Five of the major Australian dairy processors have agreed to milk contract reform after the country’s competition watchdog identified serious issues with the industry last year.
Fonterra Australia, Parmalat Australia, Lion Dairy and Drinks, Norco Co-operative and Brownes Food Operations, together representing about 40% of Australia’s dairy farmers, have increased the contractual power they give to their farmers.
Producers will have the right to terminate milk contracts if a processor changes its supply terms, such as price or milk quality requirements, when it puts dairy farmers in a worse position.
This will mean producers can switch between milk buyers more readily, creating a more competitive pricing environment with the intention of pushing prices upwards.
The Australian dairy industry, in particular processor Murray Goulburn, were slammed by the Australian Competition and Consumer Commission for unfair trading practices as farmgate prices tumbled during the milk crisis that hit the country in 2016.
Australia’s competition watchdog recommended further improvement to contractual practices and that processors implement a mandatory code of conduct.

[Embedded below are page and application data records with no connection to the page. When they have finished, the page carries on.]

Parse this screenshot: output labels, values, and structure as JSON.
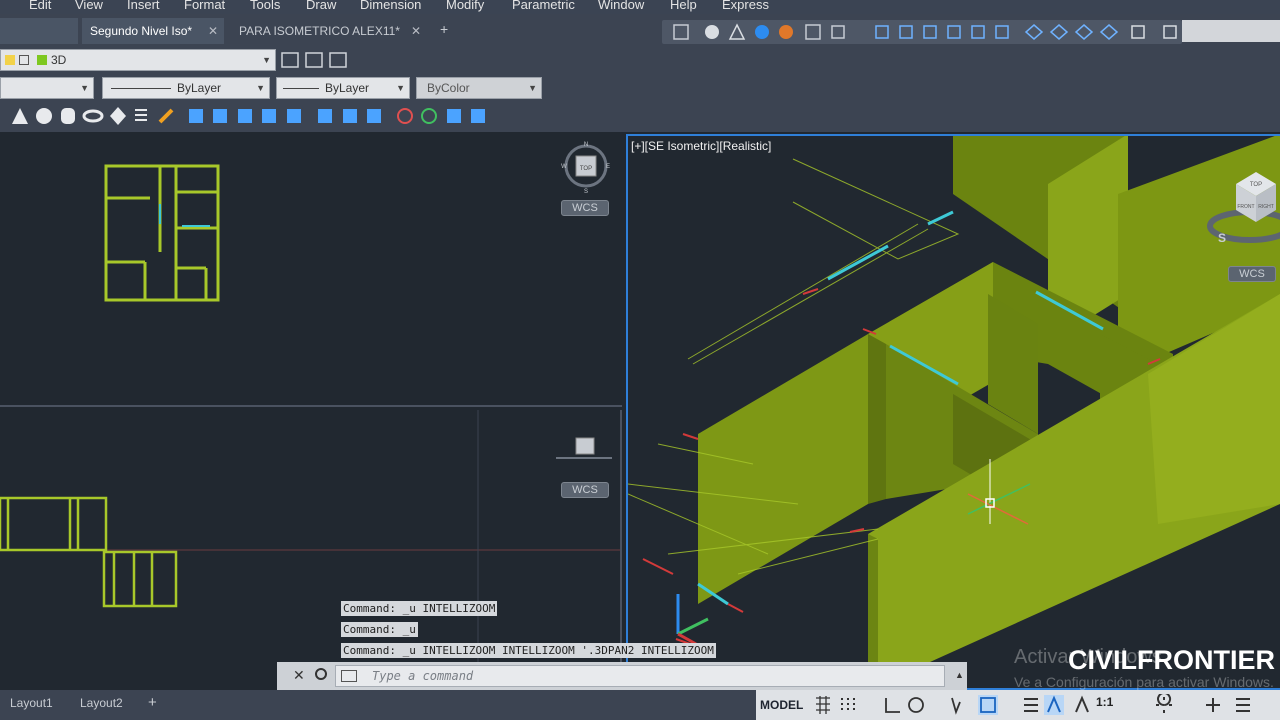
{
  "menu": [
    "Edit",
    "View",
    "Insert",
    "Format",
    "Tools",
    "Draw",
    "Dimension",
    "Modify",
    "Parametric",
    "Window",
    "Help",
    "Express"
  ],
  "tabs": [
    {
      "label": "Segundo Nivel Iso*",
      "active": true
    },
    {
      "label": "PARA ISOMETRICO ALEX11*",
      "active": false
    }
  ],
  "tab_close": "✕",
  "tab_add": "+",
  "layer": {
    "name": "3D"
  },
  "properties": {
    "linetype": "ByLayer",
    "lineweight": "ByLayer",
    "plotstyle": "ByColor"
  },
  "viewports": {
    "active_label": "[+][SE Isometric][Realistic]",
    "wcs_label": "WCS",
    "compass": {
      "n": "N",
      "s": "S",
      "e": "E",
      "w": "W",
      "top": "TOP"
    },
    "viewcube": {
      "top": "TOP",
      "front": "FRONT",
      "right": "RIGHT",
      "s": "S"
    }
  },
  "command_history": [
    "Command: _u INTELLIZOOM",
    "Command: _u",
    "Command: _u INTELLIZOOM INTELLIZOOM '.3DPAN2 INTELLIZOOM"
  ],
  "command_placeholder": "Type a command",
  "layout_tabs": [
    "Layout1",
    "Layout2"
  ],
  "status": {
    "model": "MODEL",
    "scale": "1:1"
  },
  "watermark": {
    "line1": "Activar Windows",
    "line2": "Ve a Configuración para activar Windows."
  },
  "brand": "CIVILFRONTIER",
  "colors": {
    "accent": "#2f7fd8",
    "wall": "#7a9210",
    "plan_line": "#a8c82a",
    "cyan": "#3ec9d6"
  }
}
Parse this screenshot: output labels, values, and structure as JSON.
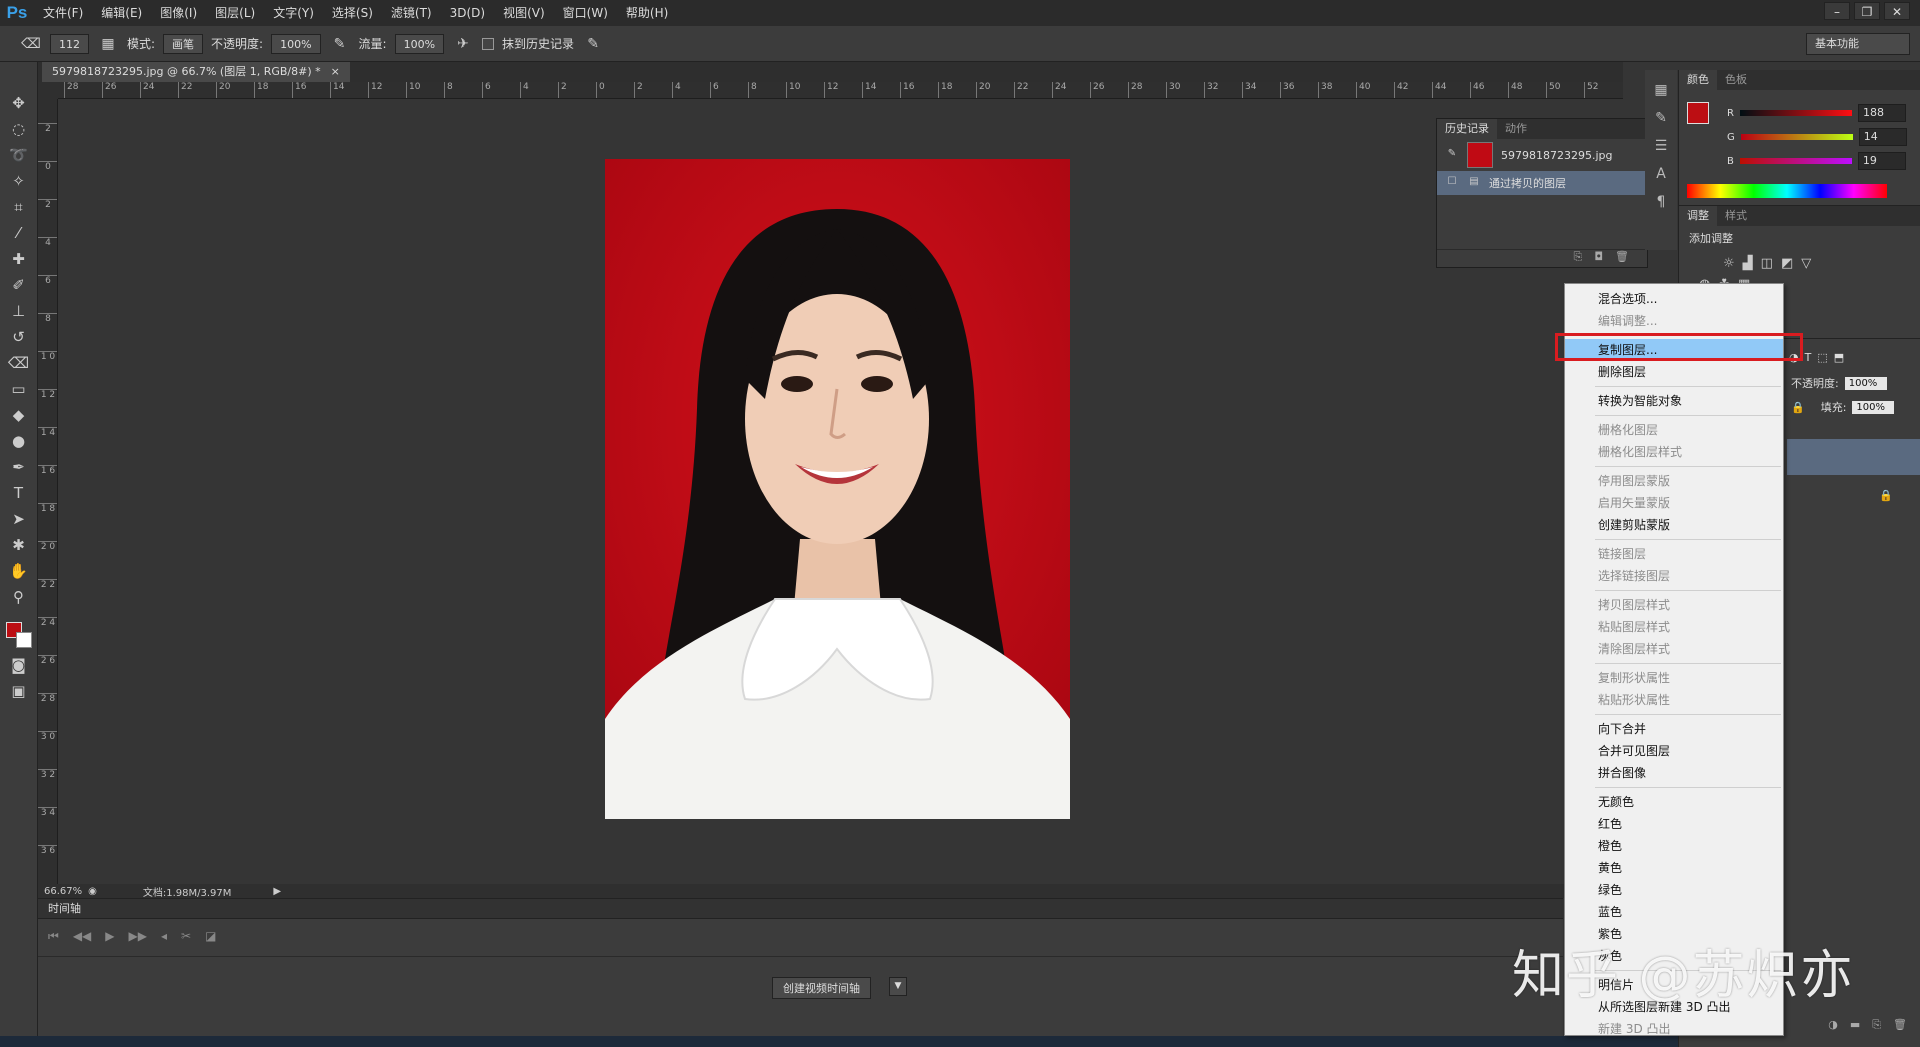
{
  "app": {
    "logo": "Ps"
  },
  "menu": [
    "文件(F)",
    "编辑(E)",
    "图像(I)",
    "图层(L)",
    "文字(Y)",
    "选择(S)",
    "滤镜(T)",
    "3D(D)",
    "视图(V)",
    "窗口(W)",
    "帮助(H)"
  ],
  "options": {
    "brush_size": "112",
    "mode_label": "模式:",
    "mode_value": "画笔",
    "opacity_label": "不透明度:",
    "opacity_value": "100%",
    "flow_label": "流量:",
    "flow_value": "100%",
    "erase_history_label": "抹到历史记录",
    "workspace": "基本功能"
  },
  "document": {
    "tab_title": "5979818723295.jpg @ 66.7% (图层 1, RGB/8#) *",
    "close": "×"
  },
  "ruler_h": [
    "28",
    "26",
    "24",
    "22",
    "20",
    "18",
    "16",
    "14",
    "12",
    "10",
    "8",
    "6",
    "4",
    "2",
    "0",
    "2",
    "4",
    "6",
    "8",
    "10",
    "12",
    "14",
    "16",
    "18",
    "20",
    "22",
    "24",
    "26",
    "28",
    "30",
    "32",
    "34",
    "36",
    "38",
    "40",
    "42",
    "44",
    "46",
    "48",
    "50",
    "52"
  ],
  "ruler_v": [
    "2",
    "0",
    "2",
    "4",
    "6",
    "8",
    "1 0",
    "1 2",
    "1 4",
    "1 6",
    "1 8",
    "2 0",
    "2 2",
    "2 4",
    "2 6",
    "2 8",
    "3 0",
    "3 2",
    "3 4",
    "3 6"
  ],
  "status": {
    "zoom": "66.67%",
    "doc_info": "文档:1.98M/3.97M"
  },
  "timeline": {
    "title": "时间轴",
    "create_button": "创建视频时间轴"
  },
  "history": {
    "tabs": [
      "历史记录",
      "动作"
    ],
    "rows": [
      {
        "label": "5979818723295.jpg"
      },
      {
        "label": "通过拷贝的图层"
      }
    ]
  },
  "color_panel": {
    "tabs": [
      "颜色",
      "色板"
    ],
    "r_label": "R",
    "r_value": "188",
    "g_label": "G",
    "g_value": "14",
    "b_label": "B",
    "b_value": "19",
    "fg_color": "#bc0e13"
  },
  "adjust_panel": {
    "tabs": [
      "调整",
      "样式"
    ],
    "title": "添加调整"
  },
  "layers_panel": {
    "opacity_label": "不透明度:",
    "opacity_value": "100%",
    "fill_label": "填充:",
    "fill_value": "100%"
  },
  "context_menu": {
    "groups": [
      [
        {
          "label": "混合选项...",
          "enabled": true
        },
        {
          "label": "编辑调整...",
          "enabled": false
        }
      ],
      [
        {
          "label": "复制图层...",
          "enabled": true,
          "highlighted": true
        },
        {
          "label": "删除图层",
          "enabled": true
        }
      ],
      [
        {
          "label": "转换为智能对象",
          "enabled": true
        }
      ],
      [
        {
          "label": "栅格化图层",
          "enabled": false
        },
        {
          "label": "栅格化图层样式",
          "enabled": false
        }
      ],
      [
        {
          "label": "停用图层蒙版",
          "enabled": false
        },
        {
          "label": "启用矢量蒙版",
          "enabled": false
        },
        {
          "label": "创建剪贴蒙版",
          "enabled": true
        }
      ],
      [
        {
          "label": "链接图层",
          "enabled": false
        },
        {
          "label": "选择链接图层",
          "enabled": false
        }
      ],
      [
        {
          "label": "拷贝图层样式",
          "enabled": false
        },
        {
          "label": "粘贴图层样式",
          "enabled": false
        },
        {
          "label": "清除图层样式",
          "enabled": false
        }
      ],
      [
        {
          "label": "复制形状属性",
          "enabled": false
        },
        {
          "label": "粘贴形状属性",
          "enabled": false
        }
      ],
      [
        {
          "label": "向下合并",
          "enabled": true
        },
        {
          "label": "合并可见图层",
          "enabled": true
        },
        {
          "label": "拼合图像",
          "enabled": true
        }
      ],
      [
        {
          "label": "无颜色",
          "enabled": true
        },
        {
          "label": "红色",
          "enabled": true
        },
        {
          "label": "橙色",
          "enabled": true
        },
        {
          "label": "黄色",
          "enabled": true
        },
        {
          "label": "绿色",
          "enabled": true
        },
        {
          "label": "蓝色",
          "enabled": true
        },
        {
          "label": "紫色",
          "enabled": true
        },
        {
          "label": "灰色",
          "enabled": true
        }
      ],
      [
        {
          "label": "明信片",
          "enabled": true
        },
        {
          "label": "从所选图层新建 3D 凸出",
          "enabled": true
        },
        {
          "label": "新建 3D 凸出",
          "enabled": false
        }
      ]
    ]
  },
  "watermark": "知乎 @苏炽亦",
  "colors": {
    "highlight_box": "#d91c20",
    "menu_highlight": "#91c9f7",
    "photo_bg": "#c00a14"
  }
}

Processors were also questioned over lengthy notice periods employed by some of them, as well as one-sided termination rights, broad indemnities and certain terms that made it difficult for farmers to lease farms or sell cattle.
The announcement is a pertinent one, as the UK is currently debating similar reforms to dairy contracts.
Many of the changes made to the Australian signal are being argued for by national farmers’ unions, which wish to redress the balance of power back to producers after years of being price takers.
Dairy UK, which represents processors that collect 85% of the country’s milk, does not want the current situation to change.